▶ **What you should do**: From the entries below, copy every line where the string "this" appears.

▶ **Working data**:
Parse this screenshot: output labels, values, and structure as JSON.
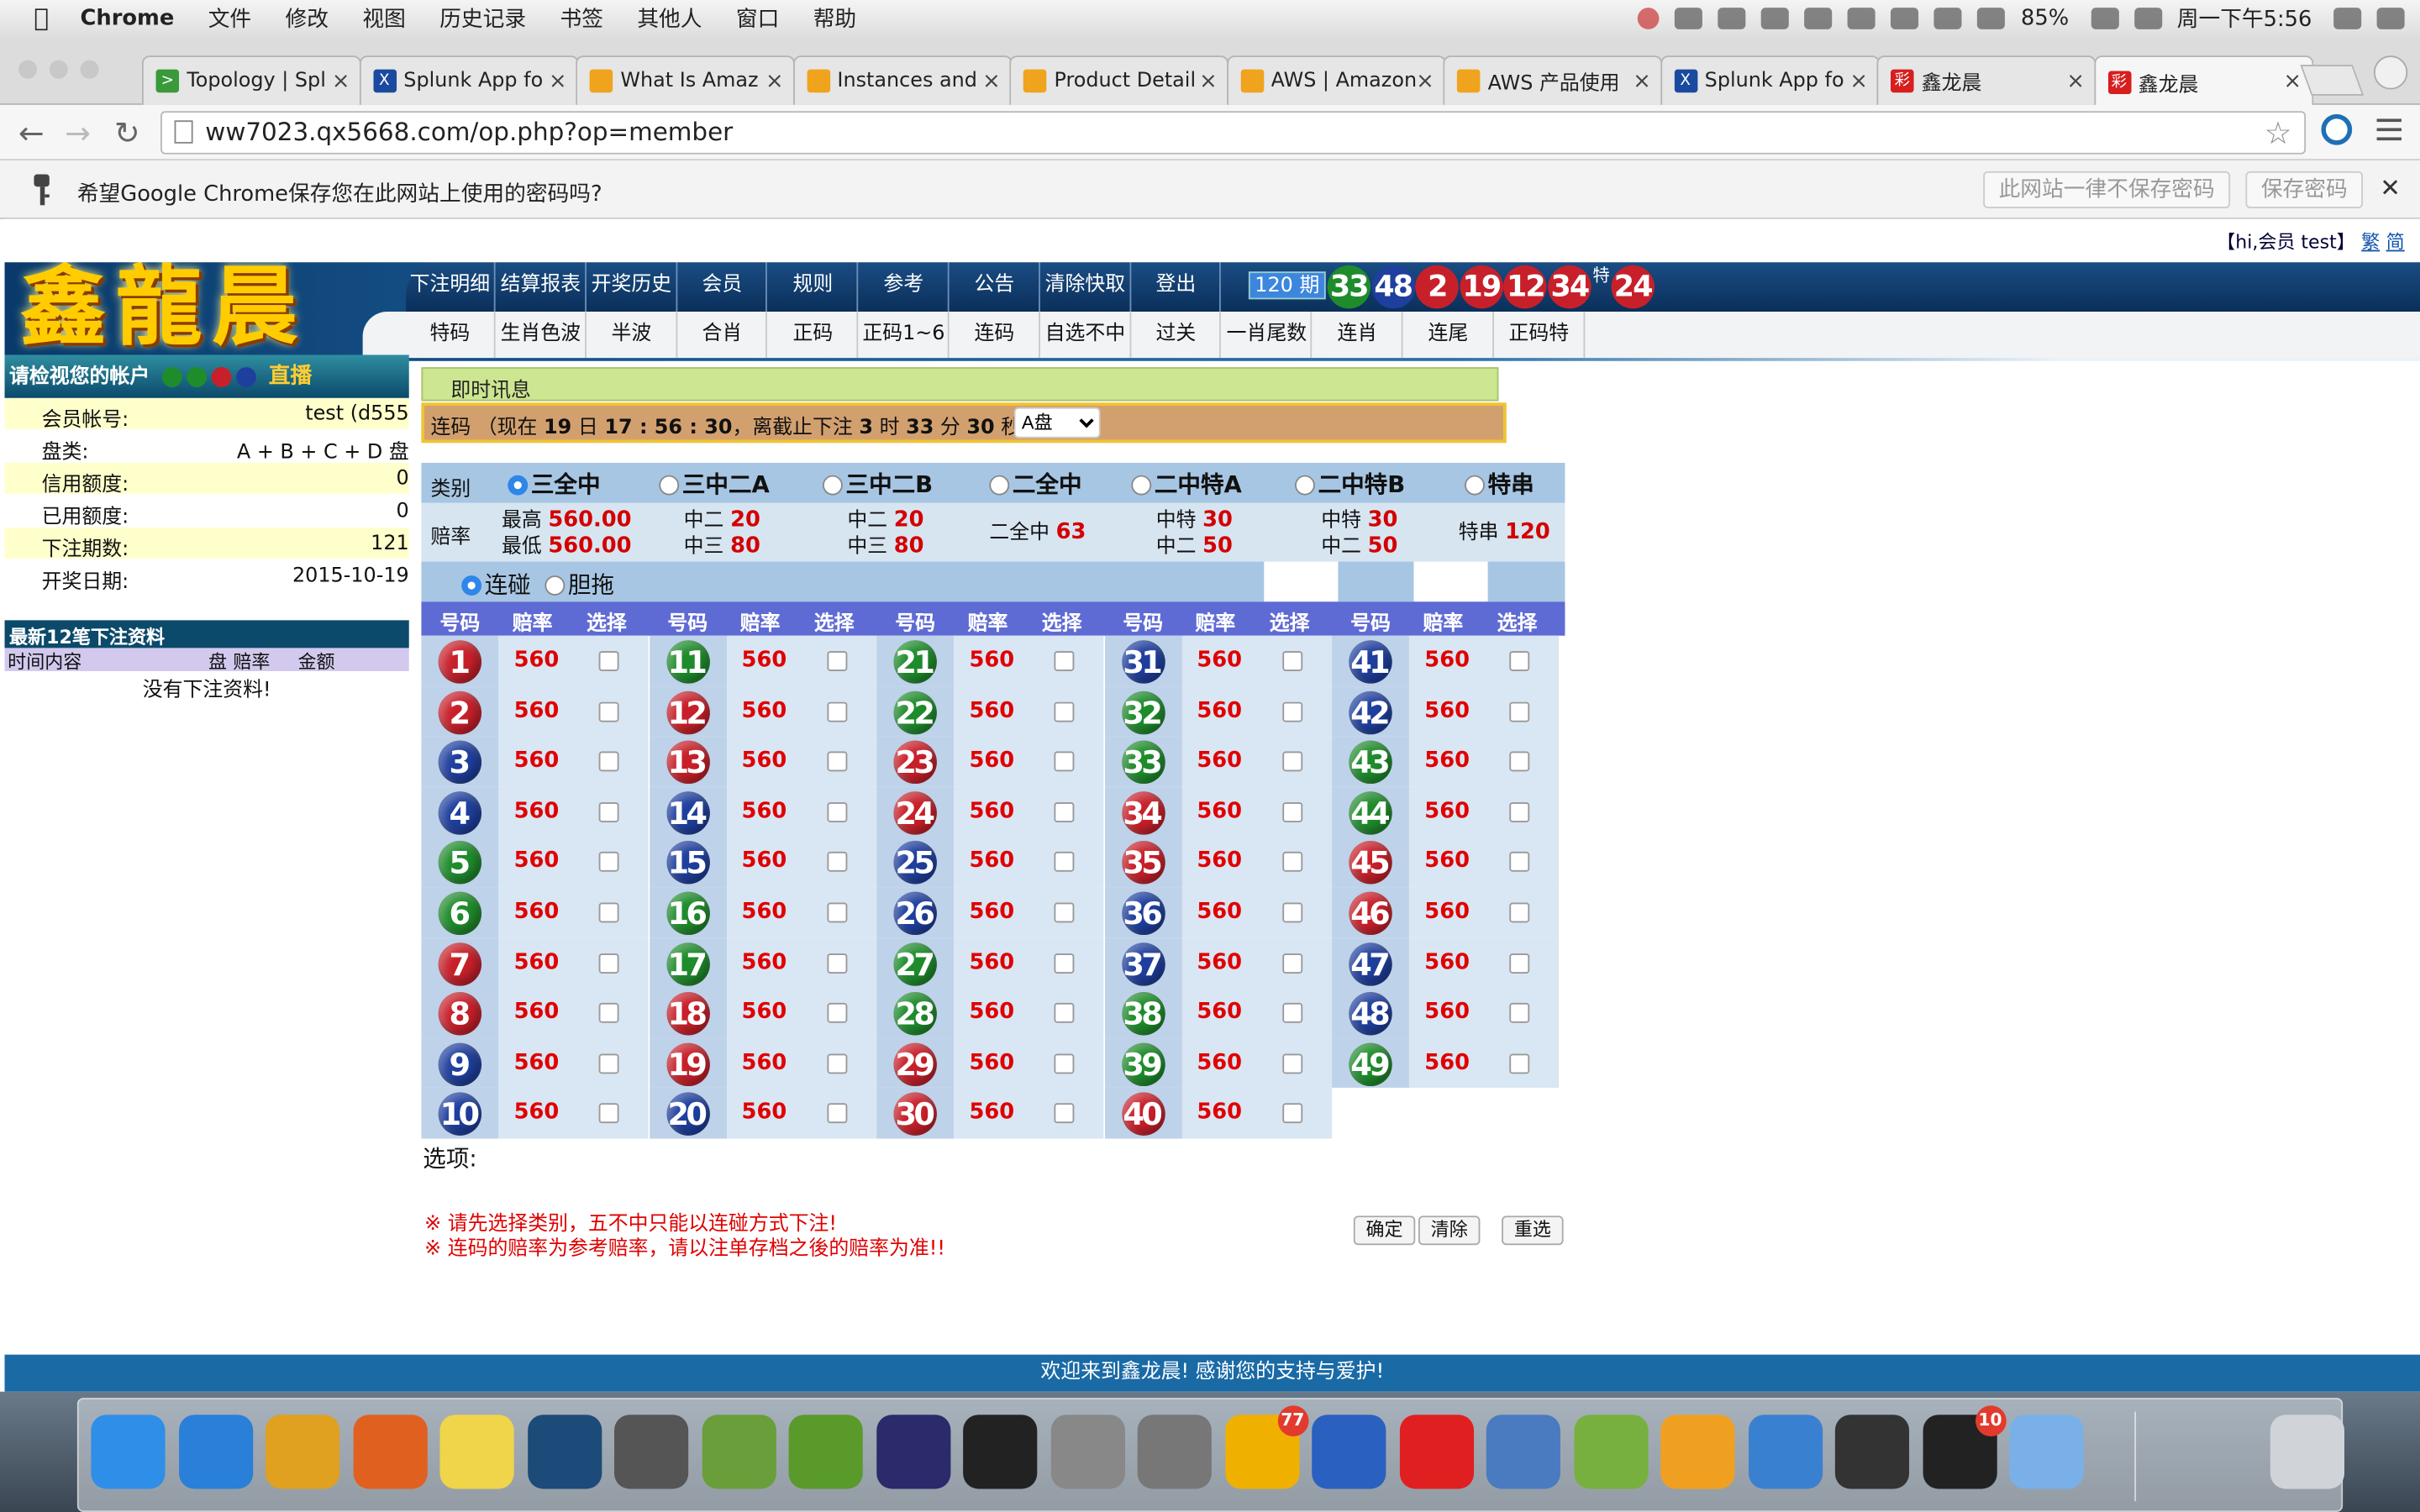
{
  "menubar": {
    "app": "Chrome",
    "items": [
      "文件",
      "修改",
      "视图",
      "历史记录",
      "书签",
      "其他人",
      "窗口",
      "帮助"
    ],
    "battery": "85%",
    "clock": "周一下午5:56"
  },
  "tabs": [
    {
      "title": "Topology | Spl",
      "fav_color": "#3a9a3a",
      "fav_text": ">"
    },
    {
      "title": "Splunk App fo",
      "fav_color": "#1a4aa0",
      "fav_text": "X"
    },
    {
      "title": "What Is Amaz",
      "fav_color": "#f0a31c",
      "fav_text": ""
    },
    {
      "title": "Instances and",
      "fav_color": "#f0a31c",
      "fav_text": ""
    },
    {
      "title": "Product Detail",
      "fav_color": "#f0a31c",
      "fav_text": ""
    },
    {
      "title": "AWS | Amazon",
      "fav_color": "#f0a31c",
      "fav_text": ""
    },
    {
      "title": "AWS 产品使用",
      "fav_color": "#f0a31c",
      "fav_text": ""
    },
    {
      "title": "Splunk App fo",
      "fav_color": "#1a4aa0",
      "fav_text": "X"
    },
    {
      "title": "鑫龙晨",
      "fav_color": "#d81e1e",
      "fav_text": "彩"
    },
    {
      "title": "鑫龙晨",
      "fav_color": "#d81e1e",
      "fav_text": "彩"
    }
  ],
  "url": "ww7023.qx5668.com/op.php?op=member",
  "password_bar": {
    "message": "希望Google Chrome保存您在此网站上使用的密码吗?",
    "never_label": "此网站一律不保存密码",
    "save_label": "保存密码"
  },
  "site": {
    "greeting": "【hi,会员 test】",
    "lang_trad": "繁",
    "lang_simp": "简",
    "logo": "鑫龍晨",
    "nav_top": [
      "下注明细",
      "结算报表",
      "开奖历史",
      "会员",
      "规则",
      "参考",
      "公告",
      "清除快取",
      "登出"
    ],
    "nav_bottom": [
      "特码",
      "生肖色波",
      "半波",
      "合肖",
      "正码",
      "正码1~6",
      "连码",
      "自选不中",
      "过关",
      "一肖尾数",
      "连肖",
      "连尾",
      "正码特"
    ],
    "period": "120 期",
    "draw_balls": [
      {
        "n": "33",
        "color": "green"
      },
      {
        "n": "48",
        "color": "blue"
      },
      {
        "n": "2",
        "color": "red"
      },
      {
        "n": "19",
        "color": "red"
      },
      {
        "n": "12",
        "color": "red"
      },
      {
        "n": "34",
        "color": "red"
      }
    ],
    "special_label": "特",
    "special_ball": {
      "n": "24",
      "color": "red"
    },
    "account": {
      "header": "请检视您的帐户",
      "live_label": "直播",
      "rows": [
        {
          "k": "会员帐号:",
          "v": "test (d555"
        },
        {
          "k": "盘类:",
          "v": "A + B + C + D 盘"
        },
        {
          "k": "信用额度:",
          "v": "0"
        },
        {
          "k": "已用额度:",
          "v": "0"
        },
        {
          "k": "下注期数:",
          "v": "121"
        },
        {
          "k": "开奖日期:",
          "v": "2015-10-19"
        }
      ]
    },
    "recent": {
      "header": "最新12笔下注资料",
      "cols": [
        "时间内容",
        "盘",
        "赔率",
        "金额"
      ],
      "empty": "没有下注资料!"
    },
    "info_title": "即时讯息",
    "status": {
      "prefix": "连码 （现在",
      "day": "19",
      "day_unit": "日",
      "time": "17 : 56 : 30",
      "mid": "，离截止下注",
      "h": "3",
      "m": "33",
      "s": "30",
      "h_unit": "时",
      "m_unit": "分",
      "s_unit": "秒）",
      "pan": "A盘"
    },
    "category_label": "类别",
    "odds_label": "赔率",
    "categories": [
      "三全中",
      "三中二A",
      "三中二B",
      "二全中",
      "二中特A",
      "二中特B",
      "特串"
    ],
    "odds_text": {
      "c1_l1": "最高",
      "c1_v1": "560.00",
      "c1_l2": "最低",
      "c1_v2": "560.00",
      "c2_l1": "中二",
      "c2_v1": "20",
      "c2_l2": "中三",
      "c2_v2": "80",
      "c3_l1": "中二",
      "c3_v1": "20",
      "c3_l2": "中三",
      "c3_v2": "80",
      "c4_l1": "二全中",
      "c4_v1": "63",
      "c5_l1": "中特",
      "c5_v1": "30",
      "c5_l2": "中二",
      "c5_v2": "50",
      "c6_l1": "中特",
      "c6_v1": "30",
      "c6_l2": "中二",
      "c6_v2": "50",
      "c7_l1": "特串",
      "c7_v1": "120"
    },
    "mode_a": "连碰",
    "mode_b": "胆拖",
    "grid_headers": [
      "号码",
      "赔率",
      "选择"
    ],
    "odds_value": "560",
    "ball_colors": {
      "1": "red",
      "2": "red",
      "3": "blue",
      "4": "blue",
      "5": "green",
      "6": "green",
      "7": "red",
      "8": "red",
      "9": "blue",
      "10": "blue",
      "11": "green",
      "12": "red",
      "13": "red",
      "14": "blue",
      "15": "blue",
      "16": "green",
      "17": "green",
      "18": "red",
      "19": "red",
      "20": "blue",
      "21": "green",
      "22": "green",
      "23": "red",
      "24": "red",
      "25": "blue",
      "26": "blue",
      "27": "green",
      "28": "green",
      "29": "red",
      "30": "red",
      "31": "blue",
      "32": "green",
      "33": "green",
      "34": "red",
      "35": "red",
      "36": "blue",
      "37": "blue",
      "38": "green",
      "39": "green",
      "40": "red",
      "41": "blue",
      "42": "blue",
      "43": "green",
      "44": "green",
      "45": "red",
      "46": "red",
      "47": "blue",
      "48": "blue",
      "49": "green"
    },
    "options_label": "选项:",
    "note1": "※ 请先选择类别，五不中只能以连碰方式下注!",
    "note2": "※ 连码的赔率为参考赔率，请以注单存档之後的赔率为准!!",
    "btn_ok": "确定",
    "btn_clear": "清除",
    "btn_reset": "重选",
    "footer": "欢迎来到鑫龙晨! 感谢您的支持与爱护!"
  },
  "dock": {
    "apps": [
      {
        "name": "finder",
        "color": "#2f8ee8"
      },
      {
        "name": "safari",
        "color": "#2a7fd8"
      },
      {
        "name": "chrome",
        "color": "#e0a020"
      },
      {
        "name": "firefox",
        "color": "#e06020"
      },
      {
        "name": "stickies",
        "color": "#f0d44a"
      },
      {
        "name": "sourcetree",
        "color": "#1d4b79"
      },
      {
        "name": "sublime",
        "color": "#555"
      },
      {
        "name": "filezilla1",
        "color": "#6a9e3a"
      },
      {
        "name": "filezilla2",
        "color": "#5a9a2a"
      },
      {
        "name": "eclipse",
        "color": "#2b2a6a"
      },
      {
        "name": "terminal",
        "color": "#222"
      },
      {
        "name": "mou",
        "color": "#888"
      },
      {
        "name": "preferences",
        "color": "#777"
      },
      {
        "name": "opera",
        "color": "#f0b000"
      },
      {
        "name": "messages",
        "color": "#2a60c0"
      },
      {
        "name": "netease",
        "color": "#e02020"
      },
      {
        "name": "virtualbox",
        "color": "#4a7ac0"
      },
      {
        "name": "android-studio",
        "color": "#78b040"
      },
      {
        "name": "sketch",
        "color": "#f0a020"
      },
      {
        "name": "xcode",
        "color": "#3a80d0"
      },
      {
        "name": "parallels",
        "color": "#333"
      },
      {
        "name": "qq",
        "color": "#222"
      },
      {
        "name": "app-store",
        "color": "#7ab0e8"
      },
      {
        "name": "trash",
        "color": "#d0d4d8"
      }
    ],
    "opera_badge": "77",
    "qq_badge": "10"
  }
}
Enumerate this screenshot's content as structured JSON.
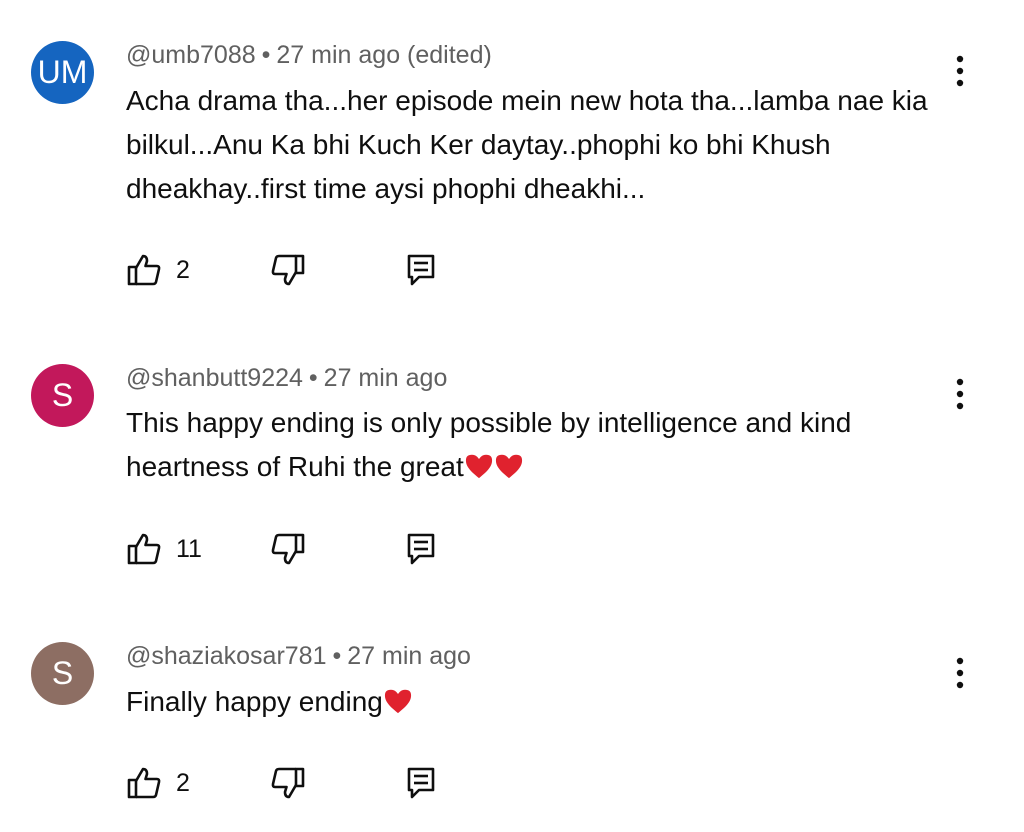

▶ **Solution below**:
Parse this screenshot: output labels, values, and structure as JSON.
Enumerate this screenshot's content as structured JSON.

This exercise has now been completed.